The American-Danish physicist and Nobel laureate Ben Roy Mottelson died on 13 May at the age of 95. Mottelson made critical contributions to determining and understanding that certain nuclei could have asymmetrical shapes. The work earned him a share of the Nobel Prize for Physics in 1975.
Born in Chicago on 9 July 1926, Mottelson received a BSc in physics from Purdue Univeristy in 1947. He then carried out a PhD in nuclear physics at Harvard Univeristy under the supervision of Julian Schwinger. After graduating in 1950, Mottelson moved to the Institute for Theoretical Physics in Copenhagen, joining CERN’s theoretical study group in Copenhagen in 1953.
Four years later, Mottelson took up a post at the newly formed Nordic Institute for Theoretical Physics (Nordita), where he remained for the rest of his career.
A ‘collective model’
It was in the early 1950s that Mottelson carried out his Nobel-prize-winning research, the roots of which can be traced back to work done by the Danish scientist Niels Bjerrum, who in 1912 was the first to recognize that the rotation of molecules is quantized. Later, in 1938, Edward Teller and John Wheeler observed similar features in the spectra of excited nuclei, which they suggested was caused by the nucleus rotating.
But a more complete explanation for this effect had to wait until 1950 and 1951 when Åage Bohr from the University of Copenhagen and James Rainwater from Columbia University pointed out that the rotation is a consequence of the nucleus deforming from its spherical shape. Their work challenged the widely accepted theory that all nuclei are perfectly spherical.
Bohr and Rainwater independently began to develop a theoretical model of the nucleus that combines the individual and collective motions of the neutrons and protons inside it. They did this by bringing together the liquid-drop model of the nucleus – which pictures the nucleus as an incompressible fluid – with the shell model.

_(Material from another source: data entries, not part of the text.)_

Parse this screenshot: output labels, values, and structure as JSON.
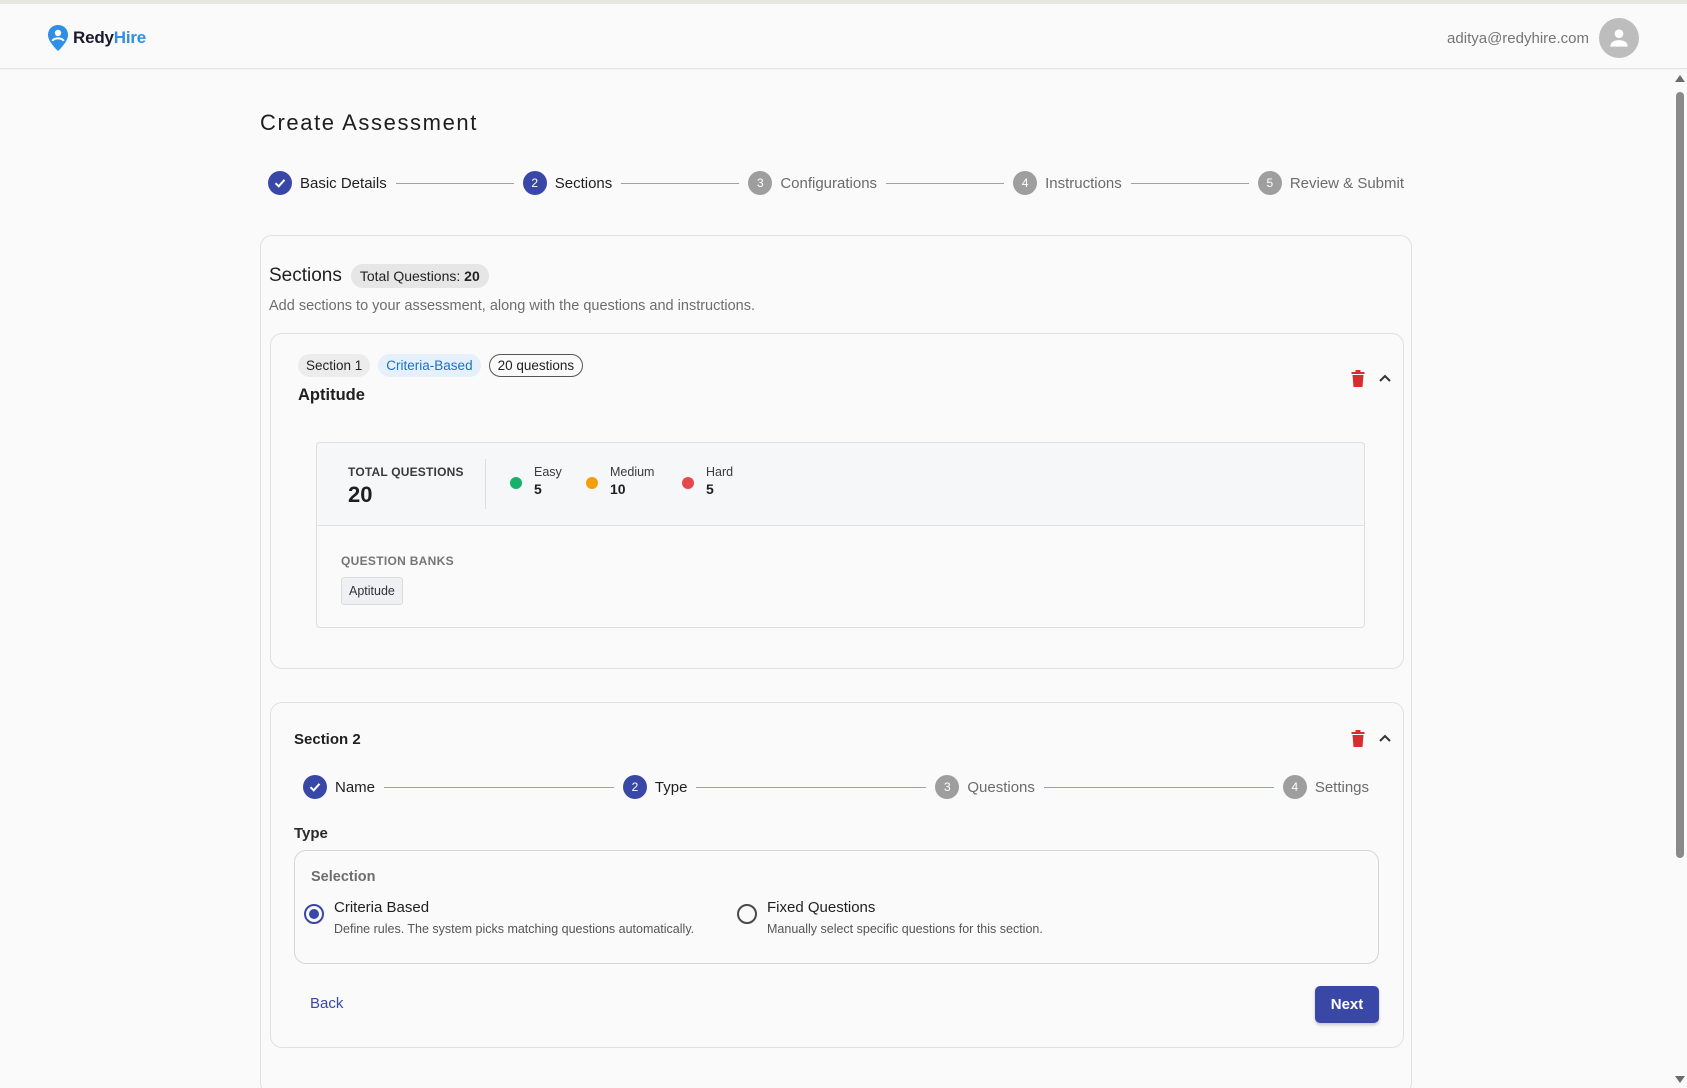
{
  "header": {
    "brand_part1": "Redy",
    "brand_part2": "Hire",
    "user_email": "aditya@redyhire.com",
    "brand_color": "#2f8fe6"
  },
  "page": {
    "title": "Create Assessment"
  },
  "stepper": [
    {
      "num": "1",
      "label": "Basic Details",
      "state": "done"
    },
    {
      "num": "2",
      "label": "Sections",
      "state": "active"
    },
    {
      "num": "3",
      "label": "Configurations",
      "state": "pending"
    },
    {
      "num": "4",
      "label": "Instructions",
      "state": "pending"
    },
    {
      "num": "5",
      "label": "Review & Submit",
      "state": "pending"
    }
  ],
  "sections_card": {
    "heading": "Sections",
    "total_label": "Total Questions: ",
    "total_value": "20",
    "subtitle": "Add sections to your assessment, along with the questions and instructions."
  },
  "section1": {
    "tag": "Section 1",
    "type_chip": "Criteria-Based",
    "count_chip": "20 questions",
    "name": "Aptitude",
    "stats": {
      "total_label": "TOTAL QUESTIONS",
      "total_value": "20",
      "easy_label": "Easy",
      "easy_value": "5",
      "medium_label": "Medium",
      "medium_value": "10",
      "hard_label": "Hard",
      "hard_value": "5"
    },
    "banks_label": "QUESTION BANKS",
    "banks": [
      "Aptitude"
    ]
  },
  "section2": {
    "title": "Section 2",
    "stepper": [
      {
        "num": "1",
        "label": "Name",
        "state": "done"
      },
      {
        "num": "2",
        "label": "Type",
        "state": "active"
      },
      {
        "num": "3",
        "label": "Questions",
        "state": "pending"
      },
      {
        "num": "4",
        "label": "Settings",
        "state": "pending"
      }
    ],
    "type_label": "Type",
    "selection_label": "Selection",
    "option1_title": "Criteria Based",
    "option1_desc": "Define rules. The system picks matching questions automatically.",
    "option2_title": "Fixed Questions",
    "option2_desc": "Manually select specific questions for this section.",
    "back_label": "Back",
    "next_label": "Next"
  },
  "colors": {
    "primary": "#3947a6",
    "easy": "#17b26a",
    "medium": "#f59e0b",
    "hard": "#e5484d",
    "danger": "#d32f2f"
  }
}
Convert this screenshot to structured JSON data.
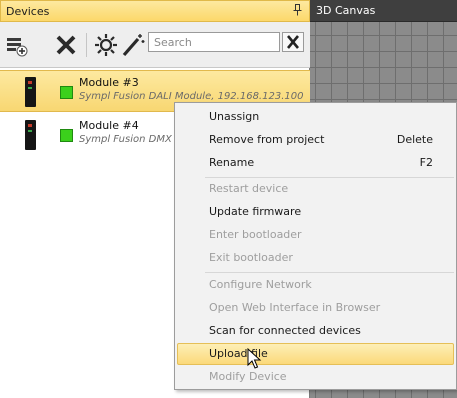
{
  "devices_panel": {
    "title": "Devices",
    "pin_glyph": "ᵖ",
    "toolbar": {
      "add_device_icon": "add-device-icon",
      "remove_icon": "remove-icon",
      "scan_icon": "scan-icon",
      "wand_icon": "magic-wand-icon",
      "search_placeholder": "Search",
      "clear_icon": "clear-icon"
    },
    "devices": [
      {
        "name": "Module #3",
        "description": "Sympl Fusion DALI Module, 192.168.123.100",
        "status_color": "#3bd01c",
        "selected": true
      },
      {
        "name": "Module #4",
        "description": "Sympl Fusion DMX Module",
        "status_color": "#3bd01c",
        "selected": false
      }
    ]
  },
  "canvas_panel": {
    "title": "3D Canvas"
  },
  "context_menu": {
    "items": [
      {
        "label": "Unassign",
        "shortcut": "",
        "enabled": true
      },
      {
        "label": "Remove from project",
        "shortcut": "Delete",
        "enabled": true
      },
      {
        "label": "Rename",
        "shortcut": "F2",
        "enabled": true
      },
      {
        "label": "Restart device",
        "shortcut": "",
        "enabled": false
      },
      {
        "label": "Update firmware",
        "shortcut": "",
        "enabled": true
      },
      {
        "label": "Enter bootloader",
        "shortcut": "",
        "enabled": false
      },
      {
        "label": "Exit bootloader",
        "shortcut": "",
        "enabled": false
      },
      {
        "label": "Configure Network",
        "shortcut": "",
        "enabled": false
      },
      {
        "label": "Open Web Interface in Browser",
        "shortcut": "",
        "enabled": false
      },
      {
        "label": "Scan for connected devices",
        "shortcut": "",
        "enabled": true
      },
      {
        "label": "Upload file",
        "shortcut": "",
        "enabled": true,
        "hovered": true
      },
      {
        "label": "Modify Device",
        "shortcut": "",
        "enabled": false
      }
    ]
  },
  "colors": {
    "accent_highlight": "#fcd86a",
    "status_online": "#3bd01c",
    "canvas_background": "#8b8b8b"
  }
}
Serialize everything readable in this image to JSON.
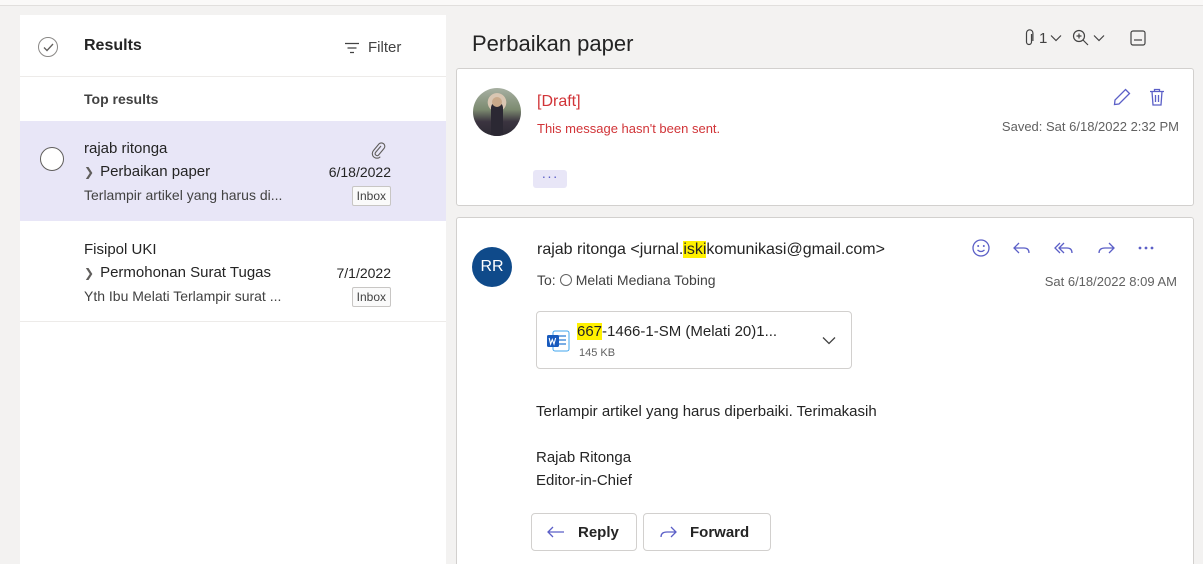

Using this “collective model” of the nucleus, the duo showed how individual nucleon orbits can exist in a nucleus with non-spherical, liquid-drop properties. Mottelson then worked with Bohr to confirm that the theoretical models agreed with experimental data of energy levels in certain nuclei.
Aage Niels Bohr: 1922–2009
For their work, Bohr, Mottelson and Rainwater shared the 1975 Nobel Prize for Physics “for the discovery of the connection between collective motion and particle motion in atomic nuclei and the development of the theory of the structure of the atomic nucleus based on this connection”.
In addition to the Nobel prize, Mottelson also received the Atoms for Peace Award in 1969 and the John Price Wetherill Medal from the Franklin Institute in 1974. Mottelson worked with Bohr on a two-volume monograph — Nuclear Structure. The first volume — Single-Particle Motion — appeared in 1969 while the second volume, Nuclear Deformations, was published in 1975.